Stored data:
↓

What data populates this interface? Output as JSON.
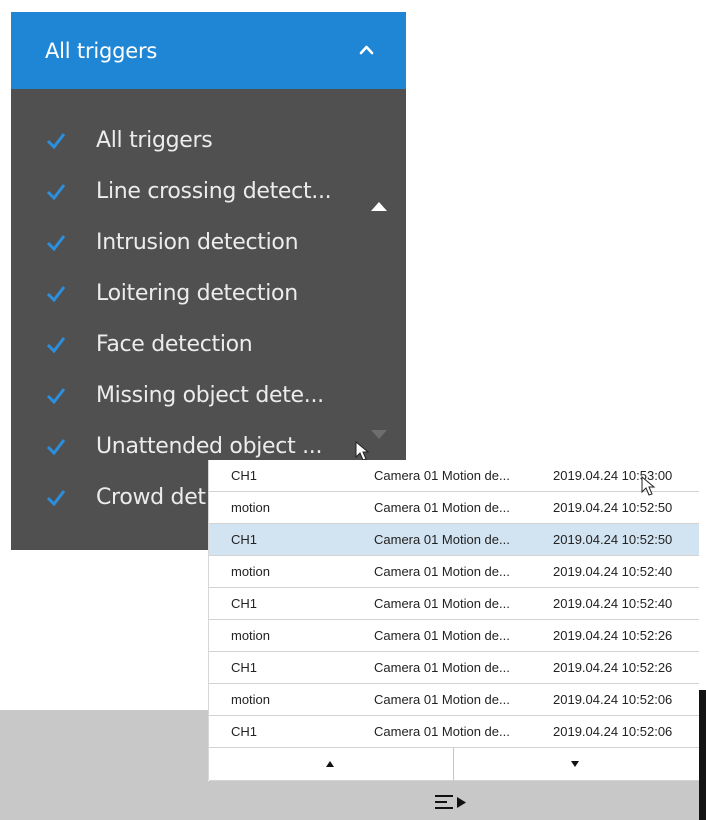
{
  "trigger_filter": {
    "selected_label": "All triggers",
    "items": [
      {
        "label": "All triggers",
        "checked": true
      },
      {
        "label": "Line crossing detect...",
        "checked": true
      },
      {
        "label": "Intrusion detection",
        "checked": true
      },
      {
        "label": "Loitering detection",
        "checked": true
      },
      {
        "label": "Face detection",
        "checked": true
      },
      {
        "label": "Missing object dete...",
        "checked": true
      },
      {
        "label": "Unattended object ...",
        "checked": true
      },
      {
        "label": "Crowd det",
        "checked": true
      }
    ]
  },
  "event_table": {
    "rows": [
      {
        "source": "CH1",
        "event": "Camera 01 Motion de...",
        "time": "2019.04.24 10:53:00"
      },
      {
        "source": "motion",
        "event": "Camera 01 Motion de...",
        "time": "2019.04.24 10:52:50"
      },
      {
        "source": "CH1",
        "event": "Camera 01 Motion de...",
        "time": "2019.04.24 10:52:50",
        "selected": true
      },
      {
        "source": "motion",
        "event": "Camera 01 Motion de...",
        "time": "2019.04.24 10:52:40"
      },
      {
        "source": "CH1",
        "event": "Camera 01 Motion de...",
        "time": "2019.04.24 10:52:40"
      },
      {
        "source": "motion",
        "event": "Camera 01 Motion de...",
        "time": "2019.04.24 10:52:26"
      },
      {
        "source": "CH1",
        "event": "Camera 01 Motion de...",
        "time": "2019.04.24 10:52:26"
      },
      {
        "source": "motion",
        "event": "Camera 01 Motion de...",
        "time": "2019.04.24 10:52:06"
      },
      {
        "source": "CH1",
        "event": "Camera 01 Motion de...",
        "time": "2019.04.24 10:52:06"
      }
    ]
  },
  "icons": {
    "header": "chevron-up-icon",
    "check": "checkmark-icon",
    "pager_prev": "triangle-up-icon",
    "pager_next": "triangle-down-icon",
    "footer": "playlist-play-icon"
  },
  "colors": {
    "header_bg": "#1f86d6",
    "panel_bg": "#505050",
    "check": "#2c8fdd",
    "selected_row": "#d2e3f1"
  }
}
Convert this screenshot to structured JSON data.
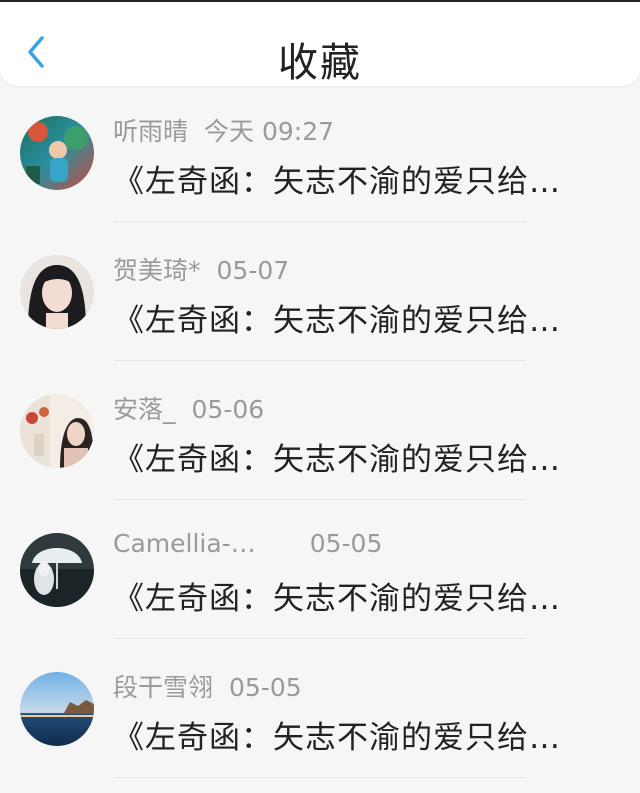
{
  "header": {
    "title": "收藏",
    "back_icon": "chevron-left-icon",
    "accent_color": "#3aa3e8"
  },
  "items": [
    {
      "name": "听雨晴",
      "time": "今天 09:27",
      "message": "《左奇函：矢志不渝的爱只给…"
    },
    {
      "name": "贺美琦*",
      "time": "05-07",
      "message": "《左奇函：矢志不渝的爱只给…"
    },
    {
      "name": "安落_",
      "time": "05-06",
      "message": "《左奇函：矢志不渝的爱只给…"
    },
    {
      "name": "Camellia-…",
      "time": "05-05",
      "message": "《左奇函：矢志不渝的爱只给…"
    },
    {
      "name": "段干雪翎",
      "time": "05-05",
      "message": "《左奇函：矢志不渝的爱只给…"
    }
  ]
}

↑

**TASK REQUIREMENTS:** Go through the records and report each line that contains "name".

**FINISHED EXERCISE:**
      "name": "听雨晴",
      "name": "贺美琦*",
      "name": "安落_",
      "name": "Camellia-…",
      "name": "段干雪翎",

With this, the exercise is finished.